INT: What are the major challenges you’re facing?
TB: The constant threat of returning to the same old same old. The recent government commission on institutional racism shows how slippery old structures can be to reassert certain logics, ideology or perceptions. Positioning inequality as an individual's shortcomings or alluding to certain racialised cultures failure to “move on” or “pull themselves up by the bootstraps” is tired, dangerous and it’s racist. It’s a refusal to use your brain and really examine the power structures we are all subject to, because the same old same old maybe benefits you, for now... With dumb logic like that whirling around the media, it’s really easy for gatekeepers in the creative sector to shift responsibility onto minorities to tackle the structural inequality they face. So kindly and politely resist ignorance when it meets you.
INT: What can the creative industry do to support your mission?
Tony and Senam: After last year's events, we need creative sector allies to keep acting on the spirit of openness, to keep publicly reflecting on their own complicity and to deliver the direct actions that improve on quality of life for artists, cultural workers and local communities of colour. Supporting low paid workers of colour who were fighting for furlough or hazard pay or rent holidays during the pandemic shouldn’t stop when the Euros are on – so cancel your office summer party.

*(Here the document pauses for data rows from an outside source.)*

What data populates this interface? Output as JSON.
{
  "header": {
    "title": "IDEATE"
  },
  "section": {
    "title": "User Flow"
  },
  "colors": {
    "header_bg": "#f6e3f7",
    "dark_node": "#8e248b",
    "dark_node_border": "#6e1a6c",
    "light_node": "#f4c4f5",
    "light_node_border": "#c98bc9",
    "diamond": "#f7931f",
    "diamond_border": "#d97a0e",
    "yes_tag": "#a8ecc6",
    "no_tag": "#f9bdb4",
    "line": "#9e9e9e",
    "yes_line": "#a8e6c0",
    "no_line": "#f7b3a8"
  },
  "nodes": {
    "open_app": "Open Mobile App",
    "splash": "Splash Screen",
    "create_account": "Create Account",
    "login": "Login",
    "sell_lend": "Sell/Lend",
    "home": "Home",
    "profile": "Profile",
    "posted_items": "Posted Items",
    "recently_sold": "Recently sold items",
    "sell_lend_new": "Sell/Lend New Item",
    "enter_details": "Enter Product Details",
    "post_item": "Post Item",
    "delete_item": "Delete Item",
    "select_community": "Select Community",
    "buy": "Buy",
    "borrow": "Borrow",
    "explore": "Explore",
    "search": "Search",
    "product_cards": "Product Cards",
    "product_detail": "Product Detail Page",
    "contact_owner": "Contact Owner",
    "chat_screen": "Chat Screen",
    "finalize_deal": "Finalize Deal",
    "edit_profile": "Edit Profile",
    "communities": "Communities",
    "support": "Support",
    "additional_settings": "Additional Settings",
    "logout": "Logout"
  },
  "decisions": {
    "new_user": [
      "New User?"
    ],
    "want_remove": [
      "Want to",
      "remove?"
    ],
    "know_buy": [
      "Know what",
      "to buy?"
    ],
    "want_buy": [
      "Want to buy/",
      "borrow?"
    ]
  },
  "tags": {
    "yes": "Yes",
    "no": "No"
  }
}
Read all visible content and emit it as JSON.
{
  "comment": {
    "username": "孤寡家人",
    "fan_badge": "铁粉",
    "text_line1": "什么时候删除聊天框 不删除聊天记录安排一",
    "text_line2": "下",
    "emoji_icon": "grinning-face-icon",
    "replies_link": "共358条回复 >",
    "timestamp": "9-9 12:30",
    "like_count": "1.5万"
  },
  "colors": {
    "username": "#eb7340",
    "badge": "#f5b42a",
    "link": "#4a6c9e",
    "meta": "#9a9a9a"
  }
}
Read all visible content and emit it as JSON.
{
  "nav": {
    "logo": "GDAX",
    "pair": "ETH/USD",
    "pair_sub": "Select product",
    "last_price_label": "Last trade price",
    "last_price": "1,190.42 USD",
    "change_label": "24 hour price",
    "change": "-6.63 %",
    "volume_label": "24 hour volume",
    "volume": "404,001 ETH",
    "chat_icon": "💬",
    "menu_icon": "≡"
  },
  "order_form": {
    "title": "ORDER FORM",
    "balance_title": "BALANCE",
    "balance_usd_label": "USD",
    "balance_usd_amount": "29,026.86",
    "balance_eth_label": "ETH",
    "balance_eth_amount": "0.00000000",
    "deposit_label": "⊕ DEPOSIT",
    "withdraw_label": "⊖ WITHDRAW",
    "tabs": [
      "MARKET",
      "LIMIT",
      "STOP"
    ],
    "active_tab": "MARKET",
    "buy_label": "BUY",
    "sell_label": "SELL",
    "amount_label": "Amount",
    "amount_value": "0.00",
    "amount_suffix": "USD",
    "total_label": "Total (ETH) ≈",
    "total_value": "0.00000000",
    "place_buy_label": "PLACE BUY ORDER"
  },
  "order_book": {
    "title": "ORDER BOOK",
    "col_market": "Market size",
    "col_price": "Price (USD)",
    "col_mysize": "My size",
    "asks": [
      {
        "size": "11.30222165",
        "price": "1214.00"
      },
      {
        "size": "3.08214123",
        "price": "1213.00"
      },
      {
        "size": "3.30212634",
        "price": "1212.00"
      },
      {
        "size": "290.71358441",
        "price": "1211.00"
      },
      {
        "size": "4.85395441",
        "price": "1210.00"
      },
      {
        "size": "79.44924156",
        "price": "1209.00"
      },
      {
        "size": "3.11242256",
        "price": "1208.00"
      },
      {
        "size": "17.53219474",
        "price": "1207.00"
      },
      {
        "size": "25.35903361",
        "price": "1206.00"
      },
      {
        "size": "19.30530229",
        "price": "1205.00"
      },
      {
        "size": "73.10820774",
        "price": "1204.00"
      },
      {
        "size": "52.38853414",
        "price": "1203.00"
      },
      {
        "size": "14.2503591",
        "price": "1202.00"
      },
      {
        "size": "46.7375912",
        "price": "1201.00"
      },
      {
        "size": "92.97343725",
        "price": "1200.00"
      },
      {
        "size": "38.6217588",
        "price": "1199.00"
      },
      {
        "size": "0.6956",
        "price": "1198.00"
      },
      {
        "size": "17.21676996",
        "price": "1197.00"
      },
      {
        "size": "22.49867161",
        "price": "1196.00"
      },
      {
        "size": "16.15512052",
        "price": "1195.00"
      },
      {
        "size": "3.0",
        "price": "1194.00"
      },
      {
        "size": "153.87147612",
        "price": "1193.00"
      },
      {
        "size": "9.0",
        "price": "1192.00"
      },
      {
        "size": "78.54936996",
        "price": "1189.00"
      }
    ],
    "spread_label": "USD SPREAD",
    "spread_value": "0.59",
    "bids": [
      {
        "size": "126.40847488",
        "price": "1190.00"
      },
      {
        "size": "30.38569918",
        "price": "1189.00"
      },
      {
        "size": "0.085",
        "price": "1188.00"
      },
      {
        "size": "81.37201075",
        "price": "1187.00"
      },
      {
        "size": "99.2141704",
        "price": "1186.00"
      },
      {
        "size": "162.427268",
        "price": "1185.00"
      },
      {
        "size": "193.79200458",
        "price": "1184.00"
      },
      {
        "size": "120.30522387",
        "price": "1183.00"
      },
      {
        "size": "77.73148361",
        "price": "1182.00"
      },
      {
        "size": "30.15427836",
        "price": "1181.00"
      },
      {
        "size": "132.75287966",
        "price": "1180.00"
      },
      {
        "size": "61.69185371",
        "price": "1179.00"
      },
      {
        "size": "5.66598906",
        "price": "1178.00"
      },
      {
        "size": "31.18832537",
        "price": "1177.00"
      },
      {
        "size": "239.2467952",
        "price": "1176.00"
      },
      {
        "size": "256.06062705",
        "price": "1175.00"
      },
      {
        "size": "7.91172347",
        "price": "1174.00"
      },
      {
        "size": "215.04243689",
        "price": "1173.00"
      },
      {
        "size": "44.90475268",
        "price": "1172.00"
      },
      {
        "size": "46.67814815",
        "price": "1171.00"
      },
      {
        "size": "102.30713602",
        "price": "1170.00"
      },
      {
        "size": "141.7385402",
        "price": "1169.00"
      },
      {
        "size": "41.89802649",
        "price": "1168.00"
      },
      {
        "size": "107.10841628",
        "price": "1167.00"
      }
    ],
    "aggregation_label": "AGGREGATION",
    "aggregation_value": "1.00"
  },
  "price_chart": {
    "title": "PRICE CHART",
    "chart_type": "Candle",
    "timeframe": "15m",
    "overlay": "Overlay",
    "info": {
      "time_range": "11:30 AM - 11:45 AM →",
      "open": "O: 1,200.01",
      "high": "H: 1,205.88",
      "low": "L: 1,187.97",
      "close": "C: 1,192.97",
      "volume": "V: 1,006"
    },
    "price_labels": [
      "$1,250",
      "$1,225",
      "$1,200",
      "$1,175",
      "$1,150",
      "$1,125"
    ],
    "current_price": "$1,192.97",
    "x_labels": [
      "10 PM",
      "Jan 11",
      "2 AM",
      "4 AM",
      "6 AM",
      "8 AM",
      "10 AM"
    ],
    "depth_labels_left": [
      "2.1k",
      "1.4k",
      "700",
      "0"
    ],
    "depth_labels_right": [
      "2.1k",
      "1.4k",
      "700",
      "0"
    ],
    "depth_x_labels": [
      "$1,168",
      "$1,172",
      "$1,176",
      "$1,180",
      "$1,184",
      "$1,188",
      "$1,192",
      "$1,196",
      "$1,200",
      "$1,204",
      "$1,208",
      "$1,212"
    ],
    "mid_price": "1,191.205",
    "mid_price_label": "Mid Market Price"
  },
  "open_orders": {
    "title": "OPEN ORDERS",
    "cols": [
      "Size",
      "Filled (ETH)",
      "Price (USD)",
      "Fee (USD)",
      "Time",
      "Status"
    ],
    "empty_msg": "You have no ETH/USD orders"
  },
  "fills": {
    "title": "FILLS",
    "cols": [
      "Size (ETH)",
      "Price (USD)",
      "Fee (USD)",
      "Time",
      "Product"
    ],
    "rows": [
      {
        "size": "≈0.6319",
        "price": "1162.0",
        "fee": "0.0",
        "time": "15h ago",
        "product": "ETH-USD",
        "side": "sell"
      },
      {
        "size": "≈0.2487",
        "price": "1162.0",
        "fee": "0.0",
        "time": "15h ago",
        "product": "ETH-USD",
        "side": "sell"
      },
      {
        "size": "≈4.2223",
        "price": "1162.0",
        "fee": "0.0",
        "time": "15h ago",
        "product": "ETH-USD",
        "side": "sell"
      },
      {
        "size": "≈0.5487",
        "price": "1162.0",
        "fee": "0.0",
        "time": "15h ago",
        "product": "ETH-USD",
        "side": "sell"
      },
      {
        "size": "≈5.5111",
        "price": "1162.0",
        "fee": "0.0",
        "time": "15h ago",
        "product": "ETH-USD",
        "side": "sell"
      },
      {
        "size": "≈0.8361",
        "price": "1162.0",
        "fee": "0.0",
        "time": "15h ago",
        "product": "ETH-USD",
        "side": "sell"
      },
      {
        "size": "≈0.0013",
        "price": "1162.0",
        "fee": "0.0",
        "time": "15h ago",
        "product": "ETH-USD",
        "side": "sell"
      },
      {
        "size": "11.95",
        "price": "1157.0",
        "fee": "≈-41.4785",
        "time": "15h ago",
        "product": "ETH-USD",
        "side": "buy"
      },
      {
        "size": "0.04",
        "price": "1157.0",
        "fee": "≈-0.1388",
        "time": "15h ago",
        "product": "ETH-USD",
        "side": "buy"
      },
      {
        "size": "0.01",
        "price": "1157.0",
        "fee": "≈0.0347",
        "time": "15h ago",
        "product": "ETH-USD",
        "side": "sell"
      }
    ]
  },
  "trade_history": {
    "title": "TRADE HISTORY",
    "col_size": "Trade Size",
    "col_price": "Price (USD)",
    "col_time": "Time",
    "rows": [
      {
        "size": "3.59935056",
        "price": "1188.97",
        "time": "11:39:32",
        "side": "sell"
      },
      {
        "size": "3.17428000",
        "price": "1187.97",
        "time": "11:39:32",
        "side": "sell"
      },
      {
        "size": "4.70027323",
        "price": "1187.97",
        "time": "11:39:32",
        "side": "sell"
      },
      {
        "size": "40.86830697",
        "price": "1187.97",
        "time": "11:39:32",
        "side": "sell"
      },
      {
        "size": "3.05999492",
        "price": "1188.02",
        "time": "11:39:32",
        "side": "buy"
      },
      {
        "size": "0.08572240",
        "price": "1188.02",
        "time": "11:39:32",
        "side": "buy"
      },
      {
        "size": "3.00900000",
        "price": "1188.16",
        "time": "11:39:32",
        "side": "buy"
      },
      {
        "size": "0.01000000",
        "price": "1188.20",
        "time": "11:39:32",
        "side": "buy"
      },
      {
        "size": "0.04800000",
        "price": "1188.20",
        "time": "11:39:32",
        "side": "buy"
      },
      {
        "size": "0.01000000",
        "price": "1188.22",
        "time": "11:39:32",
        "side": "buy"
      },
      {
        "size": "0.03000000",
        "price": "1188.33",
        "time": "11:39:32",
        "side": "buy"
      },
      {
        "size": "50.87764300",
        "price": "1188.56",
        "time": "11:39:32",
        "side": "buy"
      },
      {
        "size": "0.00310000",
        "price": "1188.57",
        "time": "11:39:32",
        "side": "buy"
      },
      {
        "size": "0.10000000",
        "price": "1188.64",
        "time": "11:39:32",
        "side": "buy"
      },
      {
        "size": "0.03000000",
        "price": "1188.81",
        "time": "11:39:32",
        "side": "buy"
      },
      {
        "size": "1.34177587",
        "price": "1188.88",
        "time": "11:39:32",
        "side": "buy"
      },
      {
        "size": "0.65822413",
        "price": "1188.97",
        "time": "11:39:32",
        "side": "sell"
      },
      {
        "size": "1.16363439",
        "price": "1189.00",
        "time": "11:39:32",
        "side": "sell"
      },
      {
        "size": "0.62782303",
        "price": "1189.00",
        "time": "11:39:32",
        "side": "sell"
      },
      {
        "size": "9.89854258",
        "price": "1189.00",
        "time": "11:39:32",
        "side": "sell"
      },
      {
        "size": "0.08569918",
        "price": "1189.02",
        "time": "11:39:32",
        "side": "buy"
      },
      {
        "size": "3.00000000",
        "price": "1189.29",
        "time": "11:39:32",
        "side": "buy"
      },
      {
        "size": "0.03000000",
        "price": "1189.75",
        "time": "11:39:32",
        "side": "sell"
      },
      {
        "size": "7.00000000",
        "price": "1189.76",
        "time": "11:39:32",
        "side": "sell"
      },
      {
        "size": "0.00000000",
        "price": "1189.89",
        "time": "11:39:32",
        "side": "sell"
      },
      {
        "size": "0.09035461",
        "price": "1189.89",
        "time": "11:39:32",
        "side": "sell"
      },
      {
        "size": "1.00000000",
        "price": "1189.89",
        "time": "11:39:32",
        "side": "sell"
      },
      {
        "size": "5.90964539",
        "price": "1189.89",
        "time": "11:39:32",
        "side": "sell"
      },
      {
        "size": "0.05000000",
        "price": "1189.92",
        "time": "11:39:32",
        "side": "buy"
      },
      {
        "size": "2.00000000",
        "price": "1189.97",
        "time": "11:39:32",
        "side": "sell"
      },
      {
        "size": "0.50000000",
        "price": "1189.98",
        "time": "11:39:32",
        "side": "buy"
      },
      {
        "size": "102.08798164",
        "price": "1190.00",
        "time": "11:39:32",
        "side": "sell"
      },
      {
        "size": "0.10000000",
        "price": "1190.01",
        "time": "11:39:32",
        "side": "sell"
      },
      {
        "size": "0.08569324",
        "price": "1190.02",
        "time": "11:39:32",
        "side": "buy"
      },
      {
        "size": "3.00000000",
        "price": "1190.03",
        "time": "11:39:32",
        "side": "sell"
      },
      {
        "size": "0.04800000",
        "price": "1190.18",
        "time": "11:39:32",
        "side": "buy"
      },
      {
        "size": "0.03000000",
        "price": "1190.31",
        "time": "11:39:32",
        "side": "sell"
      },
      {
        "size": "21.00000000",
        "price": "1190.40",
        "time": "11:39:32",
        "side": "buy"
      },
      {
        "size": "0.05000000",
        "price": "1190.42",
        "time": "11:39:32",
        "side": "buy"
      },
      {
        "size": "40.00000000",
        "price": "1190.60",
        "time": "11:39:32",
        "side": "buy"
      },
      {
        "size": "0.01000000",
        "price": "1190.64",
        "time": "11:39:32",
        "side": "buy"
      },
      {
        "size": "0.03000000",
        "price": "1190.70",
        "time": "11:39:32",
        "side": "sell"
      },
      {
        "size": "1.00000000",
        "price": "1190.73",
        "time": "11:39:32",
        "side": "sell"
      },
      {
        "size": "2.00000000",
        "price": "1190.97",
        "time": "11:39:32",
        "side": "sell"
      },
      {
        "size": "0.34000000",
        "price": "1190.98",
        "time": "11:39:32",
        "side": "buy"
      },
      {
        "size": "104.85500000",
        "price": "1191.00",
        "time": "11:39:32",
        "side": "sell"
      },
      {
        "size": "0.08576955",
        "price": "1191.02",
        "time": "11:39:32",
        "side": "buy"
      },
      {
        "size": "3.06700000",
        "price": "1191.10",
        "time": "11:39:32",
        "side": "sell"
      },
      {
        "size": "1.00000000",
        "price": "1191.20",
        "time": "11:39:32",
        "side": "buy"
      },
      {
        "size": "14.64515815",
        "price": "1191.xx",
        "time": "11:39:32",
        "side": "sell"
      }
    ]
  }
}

Redistributing resources away from grotesquely inflated director level salaries is a common sense move. The more people you take in who don’t look, think and speak like your directors, the more likely you are to cultivate a creative ecosystem that’s diverse and more sustainable. Just remember to pay us fairly and work with, not against our concerns.